Nashville shares its name with the Robert Altman masterpiece, one of the defining films of the 1970s, full of great characters like the pompous country hack Haven Hamilton, who barks, "I will not tolerate rudeness in the presence of a star! Two stars!" But fortunately, the two stars in this Nashville are both actresses who leave third-degree side-eye burns all over the scenery.
Panettiere, it must be said, is shockingly good. Most of America seemed to forget her existence after Heroes' fast fizzle, but if Panettiere's been keeping a low celebrity profile, maybe it's because she was plotting her bitch-brat makeover. Her Juliette is a man-stealing tramp goddess in the mode of early Tanya Tucker, with similar taste in plunging necklines – obviously, like Tucker sang, her favorite color is blood red and going down. (She also has a junkie mom she keeps hidden from the public, a theme we might visit a time or two before the season is through.)
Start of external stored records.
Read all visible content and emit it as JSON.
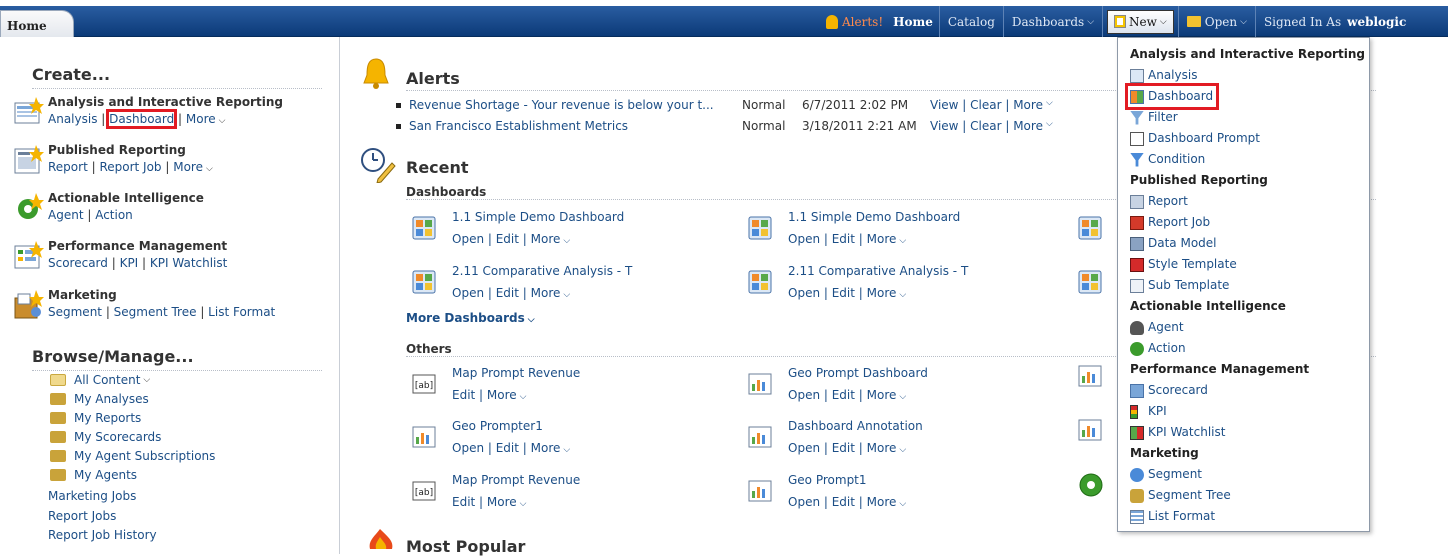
{
  "topbar": {
    "home_tab": "Home",
    "alerts": "Alerts!",
    "home": "Home",
    "catalog": "Catalog",
    "dashboards": "Dashboards",
    "new": "New",
    "open": "Open",
    "signed_in_as": "Signed In As",
    "user": "weblogic"
  },
  "left": {
    "create_title": "Create...",
    "groups": [
      {
        "title": "Analysis and Interactive Reporting",
        "links": [
          "Analysis",
          "Dashboard",
          "More"
        ]
      },
      {
        "title": "Published Reporting",
        "links": [
          "Report",
          "Report Job",
          "More"
        ]
      },
      {
        "title": "Actionable Intelligence",
        "links": [
          "Agent",
          "Action"
        ]
      },
      {
        "title": "Performance Management",
        "links": [
          "Scorecard",
          "KPI",
          "KPI Watchlist"
        ]
      },
      {
        "title": "Marketing",
        "links": [
          "Segment",
          "Segment Tree",
          "List Format"
        ]
      }
    ],
    "browse_title": "Browse/Manage...",
    "browse": [
      "All Content",
      "My Analyses",
      "My Reports",
      "My Scorecards",
      "My Agent Subscriptions",
      "My Agents",
      "Marketing Jobs",
      "Report Jobs",
      "Report Job History"
    ]
  },
  "main": {
    "alerts_title": "Alerts",
    "alerts": [
      {
        "text": "Revenue Shortage - Your revenue is below your t...",
        "priority": "Normal",
        "date": "6/7/2011 2:02 PM",
        "actions": "View | Clear | More"
      },
      {
        "text": "San Francisco Establishment Metrics",
        "priority": "Normal",
        "date": "3/18/2011 2:21 AM",
        "actions": "View | Clear | More"
      }
    ],
    "recent_title": "Recent",
    "dashboards_label": "Dashboards",
    "dashboards": [
      {
        "name": "1.1 Simple Demo Dashboard",
        "actions": "Open | Edit | More"
      },
      {
        "name": "1.1 Simple Demo Dashboard",
        "actions": "Open | Edit | More"
      },
      {
        "name": "2.11 Comparative Analysis - T",
        "actions": "Open | Edit | More"
      },
      {
        "name": "2.11 Comparative Analysis - T",
        "actions": "Open | Edit | More"
      }
    ],
    "more_dashboards": "More Dashboards",
    "others_label": "Others",
    "others": [
      {
        "name": "Map Prompt Revenue",
        "actions": "Edit | More"
      },
      {
        "name": "Geo Prompt Dashboard",
        "actions": "Open | Edit | More"
      },
      {
        "name": "Geo Prompter1",
        "actions": "Open | Edit | More"
      },
      {
        "name": "Dashboard Annotation",
        "actions": "Open | Edit | More"
      },
      {
        "name": "Map Prompt Revenue",
        "actions": "Edit | More"
      },
      {
        "name": "Geo Prompt1",
        "actions": "Open | Edit | More"
      }
    ],
    "popular_title": "Most Popular"
  },
  "menu": {
    "sections": [
      {
        "title": "Analysis and Interactive Reporting",
        "items": [
          "Analysis",
          "Dashboard",
          "Filter",
          "Dashboard Prompt",
          "Condition"
        ]
      },
      {
        "title": "Published Reporting",
        "items": [
          "Report",
          "Report Job",
          "Data Model",
          "Style Template",
          "Sub Template"
        ]
      },
      {
        "title": "Actionable Intelligence",
        "items": [
          "Agent",
          "Action"
        ]
      },
      {
        "title": "Performance Management",
        "items": [
          "Scorecard",
          "KPI",
          "KPI Watchlist"
        ]
      },
      {
        "title": "Marketing",
        "items": [
          "Segment",
          "Segment Tree",
          "List Format"
        ]
      }
    ]
  },
  "colors": {
    "topbar": "#0b3a78",
    "link": "#1c4e86",
    "highlight": "#e21b23"
  }
}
Britton's long-suffering heroine, Rayna, is trying to make a musical comeback, fight off her scheming young rival and cope with the no-good menfolk in her life. Her husband is running for mayor of Nashville (this happens to country stars all the time), and her political power-broker daddy is the magnificently oily Boothe, who was put on Earth to make Mandy Patinkin look laid-back.
True, the story is basically Shania Twain fan fiction, except it's set in a parallel timeline where Shania kept making records long enough to become a hard-luck has-been. In a way, it's a glitzier, dishier version of Shania's reality show on the Oprah Winfrey Network, Why Not? With Shania Twain. (What do you mean you didn't watch it? Whose bed have your boots been under?) But Britton hits a lot of viewers where they live, so Nashville will attract the Friday Night Lights fans who still miss their weekly date to cry over Tami Taylor's travails.
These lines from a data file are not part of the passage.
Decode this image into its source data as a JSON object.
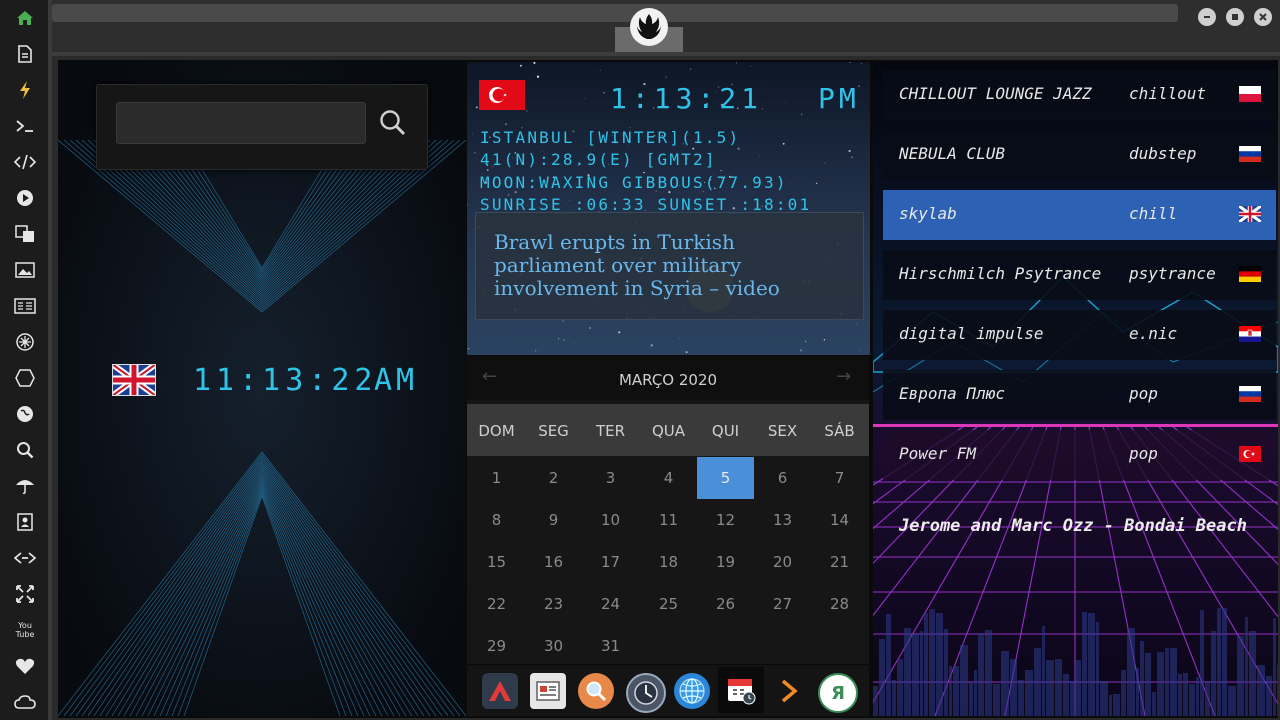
{
  "sidebar": {
    "items": [
      {
        "icon": "home-icon"
      },
      {
        "icon": "document-icon"
      },
      {
        "icon": "lightning-icon"
      },
      {
        "icon": "terminal-icon"
      },
      {
        "icon": "code-icon"
      },
      {
        "icon": "play-icon"
      },
      {
        "icon": "translate-icon"
      },
      {
        "icon": "image-icon"
      },
      {
        "icon": "news-icon"
      },
      {
        "icon": "settings-icon"
      },
      {
        "icon": "hexagon-icon"
      },
      {
        "icon": "globe-icon"
      },
      {
        "icon": "search-icon"
      },
      {
        "icon": "umbrella-icon"
      },
      {
        "icon": "contacts-icon"
      },
      {
        "icon": "link-icon"
      },
      {
        "icon": "expand-icon"
      },
      {
        "icon": "youtube-icon",
        "label": "You Tube"
      },
      {
        "icon": "heart-icon"
      },
      {
        "icon": "cloud-icon"
      }
    ]
  },
  "window": {
    "controls": [
      "minimize",
      "maximize",
      "close"
    ]
  },
  "search": {
    "value": "",
    "placeholder": ""
  },
  "clock_uk": {
    "time": "11:13:22",
    "ampm": "AM",
    "flag": "UK"
  },
  "clock_tr": {
    "time": "1:13:21",
    "ampm": "PM",
    "flag": "Turkey",
    "lines": [
      "ISTANBUL [WINTER](1.5)",
      "41(N):28.9(E) [GMT2]",
      "MOON:WAXING GIBBOUS(77.93)",
      "SUNRISE_:06:33 SUNSET_:18:01"
    ]
  },
  "news": {
    "headline": "Brawl erupts in Turkish parliament over military involvement in Syria – video"
  },
  "calendar": {
    "month": "MARÇO 2020",
    "prev": "←",
    "next": "→",
    "weekdays": [
      "DOM",
      "SEG",
      "TER",
      "QUA",
      "QUI",
      "SEX",
      "SÁB"
    ],
    "weeks": [
      [
        "1",
        "2",
        "3",
        "4",
        "5",
        "6",
        "7"
      ],
      [
        "8",
        "9",
        "10",
        "11",
        "12",
        "13",
        "14"
      ],
      [
        "15",
        "16",
        "17",
        "18",
        "19",
        "20",
        "21"
      ],
      [
        "22",
        "23",
        "24",
        "25",
        "26",
        "27",
        "28"
      ],
      [
        "29",
        "30",
        "31",
        "",
        "",
        "",
        ""
      ]
    ],
    "today": "5"
  },
  "dock": {
    "apps": [
      "apex-icon",
      "newspaper-icon",
      "search-app-icon",
      "clock-app-icon",
      "browser-icon",
      "calendar-app-icon",
      "next-icon",
      "yandex-icon"
    ],
    "yandex_letter": "Я"
  },
  "radio": {
    "stations": [
      {
        "name": "CHILLOUT LOUNGE JAZZ",
        "genre": "chillout",
        "flag": "Poland"
      },
      {
        "name": "NEBULA CLUB",
        "genre": "dubstep",
        "flag": "Russia"
      },
      {
        "name": "skylab",
        "genre": "chill",
        "flag": "UK"
      },
      {
        "name": "Hirschmilch Psytrance",
        "genre": "psytrance",
        "flag": "Germany"
      },
      {
        "name": "digital impulse",
        "genre": "e.nic",
        "flag": "Croatia"
      },
      {
        "name": "Европа Плюс",
        "genre": "pop",
        "flag": "Russia"
      },
      {
        "name": "Power FM",
        "genre": "pop",
        "flag": "Turkey"
      }
    ],
    "now_playing": "Jerome and Marc Ozz - Bondai Beach"
  },
  "colors": {
    "accent": "#2fc3e8",
    "selected_station": "#2d61b3",
    "today": "#4a8fd8",
    "sidebar_home": "#4caf50"
  }
}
It's easy to see why the cult of Connie Britton runs so deep: She brings dignity to every role, along with a self-righteous streak that falls an inch or two on the south side of the Sarandon-to-Streep cusp, so her characters can get irksome, especially on last year's American Horror Story, where she got horribly humiliated week after gimp-humping week.
Nashville is a lot more honest and cynical about its soapy heart. Like the Altman movie, it's a portrait of America's mythic Music City the way it looks from L.A., depicted with a mixture of fear and more than a little envy. And like the 1975 movie, Nashville doesn't bother much with the sleaze or glitter of actual country music. Now as then, the celluloid soundtrack is basically squeaky-clean folk rock. This is the "Nashville" that suits L.A.'s fantasy of country music – something purer, nobler and duller than it actually is, just as Connie Britton is L.A.'s fantasy of what a country star should be. But that's also why the show would be a snooze without Panettiere trashing it up. American fantasies need a little sleaze.
This story is from the November 8th, 2012 issue of Rolling Stone.